This article was originally published in Hospital News.
By Claudia Blume
Most of Sein Youn’s work experience as a nurse has been in remote northern communities in British Columbia, such as Port Simpson, Kitkatla, Telegraph Creek and Anahim Lake. Her work at nursing stations in these communities entails a wide range of responsibilities: emergency and primary health care, health promotion and community capacity building. For much of the time, she and her colleagues are left to their own devices. Doctors only come to the communities for a few days each month, and are available for phone consultations the rest of the time.
In 2015, Youn applied to work overseas for Doctors Without Borders/Médecins Sans Frontières (MSF), and eventually went to Pakistan on her first assignment. She found that there were a lot of similarities to her work in the Canadian North. “Both jobs involve great responsibility and a lot of autonomy, and in both settings I had extensive protocols and guidelines to help my practice,” she says.
Juniper Gordon, another nurse with extensive experience in northern BC, has also worked overseas with MSF since 2013. Among the similarities she found is that nurses in both contexts often have to make do with limited resources, and that access to higher levels of care can be challenging. “You need to be quite flexible when working in either setting. Things rarely go as planned and you have to roll with it,” she says. She adds that both contexts involve working in isolated areas, which means mainly socializing with work colleagues. In addition, access to internet and TV is often limited. “You have to get pretty comfortable with your own company and be able to manage the stress of living in isolation,” she says. Gordon points out that her northern experience has also taught her how to manage stressful situations and cope with a high workload in the places she has worked in with MSF, such as South Sudan, Jordan and Myanmar.

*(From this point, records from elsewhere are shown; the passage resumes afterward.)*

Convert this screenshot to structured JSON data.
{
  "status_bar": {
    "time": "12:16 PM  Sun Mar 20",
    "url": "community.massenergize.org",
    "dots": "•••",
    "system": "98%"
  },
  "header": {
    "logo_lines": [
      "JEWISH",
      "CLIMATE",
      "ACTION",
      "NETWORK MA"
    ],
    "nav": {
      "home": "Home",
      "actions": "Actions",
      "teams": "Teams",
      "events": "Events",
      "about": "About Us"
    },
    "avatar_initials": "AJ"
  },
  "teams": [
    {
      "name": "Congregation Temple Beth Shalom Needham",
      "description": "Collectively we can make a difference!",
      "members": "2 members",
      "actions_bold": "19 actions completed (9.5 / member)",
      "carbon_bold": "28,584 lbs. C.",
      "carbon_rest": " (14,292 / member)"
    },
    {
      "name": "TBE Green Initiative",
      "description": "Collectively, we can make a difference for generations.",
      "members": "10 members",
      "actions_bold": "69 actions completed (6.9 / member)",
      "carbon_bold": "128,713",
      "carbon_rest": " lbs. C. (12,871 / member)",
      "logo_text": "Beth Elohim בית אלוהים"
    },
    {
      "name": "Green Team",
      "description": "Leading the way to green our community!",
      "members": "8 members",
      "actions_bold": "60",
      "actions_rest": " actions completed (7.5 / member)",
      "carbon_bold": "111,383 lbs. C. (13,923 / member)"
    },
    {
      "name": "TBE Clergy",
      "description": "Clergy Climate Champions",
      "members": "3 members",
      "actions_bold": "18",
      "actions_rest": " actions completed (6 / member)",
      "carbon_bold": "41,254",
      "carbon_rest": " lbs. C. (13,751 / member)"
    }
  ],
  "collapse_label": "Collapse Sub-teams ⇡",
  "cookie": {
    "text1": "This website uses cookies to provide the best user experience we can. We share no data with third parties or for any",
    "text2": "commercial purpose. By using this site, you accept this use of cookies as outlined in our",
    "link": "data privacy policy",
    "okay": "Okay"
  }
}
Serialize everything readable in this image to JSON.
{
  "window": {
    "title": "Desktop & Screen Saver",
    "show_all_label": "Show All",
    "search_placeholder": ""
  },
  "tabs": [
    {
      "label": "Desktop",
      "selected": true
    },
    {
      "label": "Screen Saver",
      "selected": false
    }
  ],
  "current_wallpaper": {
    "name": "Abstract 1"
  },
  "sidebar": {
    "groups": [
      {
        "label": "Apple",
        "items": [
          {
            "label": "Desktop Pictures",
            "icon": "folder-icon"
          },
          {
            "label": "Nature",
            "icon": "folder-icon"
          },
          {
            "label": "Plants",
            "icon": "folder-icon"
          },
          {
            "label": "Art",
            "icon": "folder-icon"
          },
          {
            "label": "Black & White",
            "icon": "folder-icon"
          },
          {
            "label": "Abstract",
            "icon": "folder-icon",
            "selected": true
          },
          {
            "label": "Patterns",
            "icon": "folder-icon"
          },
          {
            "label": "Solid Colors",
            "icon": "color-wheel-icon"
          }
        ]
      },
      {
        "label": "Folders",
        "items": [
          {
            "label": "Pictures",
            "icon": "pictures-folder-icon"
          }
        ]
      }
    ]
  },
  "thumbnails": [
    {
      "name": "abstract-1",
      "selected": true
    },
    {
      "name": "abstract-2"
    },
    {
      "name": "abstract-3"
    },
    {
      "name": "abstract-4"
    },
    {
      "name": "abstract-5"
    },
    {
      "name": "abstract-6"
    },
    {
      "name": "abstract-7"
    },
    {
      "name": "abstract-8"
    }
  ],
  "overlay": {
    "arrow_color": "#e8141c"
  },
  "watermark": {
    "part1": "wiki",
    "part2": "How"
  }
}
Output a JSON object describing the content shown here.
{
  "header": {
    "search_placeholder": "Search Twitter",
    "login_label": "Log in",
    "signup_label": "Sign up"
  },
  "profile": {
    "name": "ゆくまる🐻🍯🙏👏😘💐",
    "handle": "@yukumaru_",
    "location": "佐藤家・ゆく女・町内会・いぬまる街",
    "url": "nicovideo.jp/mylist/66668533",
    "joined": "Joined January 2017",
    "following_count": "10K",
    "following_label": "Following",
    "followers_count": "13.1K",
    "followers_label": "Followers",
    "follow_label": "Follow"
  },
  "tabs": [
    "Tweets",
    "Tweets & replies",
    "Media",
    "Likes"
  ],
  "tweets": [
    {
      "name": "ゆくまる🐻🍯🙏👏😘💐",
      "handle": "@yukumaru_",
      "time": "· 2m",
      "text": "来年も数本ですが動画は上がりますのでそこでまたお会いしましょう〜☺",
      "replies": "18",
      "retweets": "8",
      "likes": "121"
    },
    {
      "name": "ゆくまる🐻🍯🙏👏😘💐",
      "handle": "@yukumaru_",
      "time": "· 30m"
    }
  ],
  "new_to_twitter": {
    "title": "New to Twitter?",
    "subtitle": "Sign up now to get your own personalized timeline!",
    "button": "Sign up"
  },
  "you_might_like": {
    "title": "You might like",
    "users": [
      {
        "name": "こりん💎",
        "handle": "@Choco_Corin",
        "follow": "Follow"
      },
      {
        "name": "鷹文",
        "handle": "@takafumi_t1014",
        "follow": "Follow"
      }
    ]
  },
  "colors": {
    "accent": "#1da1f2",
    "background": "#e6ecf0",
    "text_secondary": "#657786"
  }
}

Juniper Gordon, pictured centre, says that her northern Canadian experience has also taught her how to manage stressful situations and cope with a high workload in the places she has worked in with MSF, such as South Sudan, Jordan and Myanmar.
'I can better support my patients and the communities I work in'
Dr. AnneMarie Pegg first started her medical career as a community health nurse in Fort Simpson in the Northwest Territories, and later moved from nursing to medicine. She spent part of her medical training in remote northern areas and has for the past few years divided her time between practising medicine in Yellowknife and going on assignments overseas with MSF. Since 2008, she has been working in humanitarian projects around the world, from Haiti to Syria. She says that what humanitarians and medical staff in northern Canada have in common is not only flexibility but also professional courage. “It’s like going outside your comfort zone in order to practice,” she says. “I am not talking about cowboy-style medicine. But if you are part of a small team, in either context, you need to be prepared to face situations you have perhaps only seen once or twice before.”
While there are many similarities, some aspects working with MSF are quite different from the northern Canadian experience. “The context and the kind of injuries and illnesses you see when working with MSF are quite different,” says Gordon. Another difference is that contracts with MSF are often longer, a minimum of six months, and that the salary is lower. For many nurses, the main difference is that working with MSF involves a stronger management role compared to the more hands-on-work in Canada. “As a northern nurse I would be in charge of the clinic’s daily activities, and of managing two to five colleagues. In Pakistan I had to manage two departments with 25 to 30 staff,” says Youn. “And as the medical team leader, I also had to manage the supplies for an entire hospital!” This is one of the reasons why many medical staff alternate between working with MSF and practising in Canada. “My work with MSF is now mainly management, so I don’t get so much hands-on clinical nursing experience at times. It’s nice to be able to come home and keep up my nursing skills,” says Gordon.
Many medical aid workers say that the management skills they have gained overseas make them better nurses and doctors back home. “I can now better support my patients and the communities I work in,” says Gordon. “When I am mentoring new nurses, I can better support them in managing the challenges of working in isolated settings with limited resources. Ultimately, I think my MSF experience has taught me the importance of taking the time to ask questions and to listen to people’s stories.”
Dr. AnneMarie Pegg, right, with MSF in Syria. “It’s like going outside your comfort zone in order to practice,” she says. “If you are part of a small team, in either context, you need to be prepared to face situations you have perhaps only seen once or twice before.”
In high demand
Owen Campbell, field human resources manager for MSF Canada, says that nurses and doctors with work experience in Canada’s north make ideal humanitarian aid workers, and are in high demand by the organization. “We see a definite positive relationship between the quality of the work done in the field and prior experience working in remote, northern communities.”
The organization is looking for medical staff with a broad mix of experience, ideally with a specialization in neonatology or pediatric intensive care, ER and trauma. Bilingual candidates are preferred. Campbell says the organization is recruiting on an on-going basis and that there are opportunities for a long-term career with MSF, with professional development opportunities and the possibility to take on leadership roles.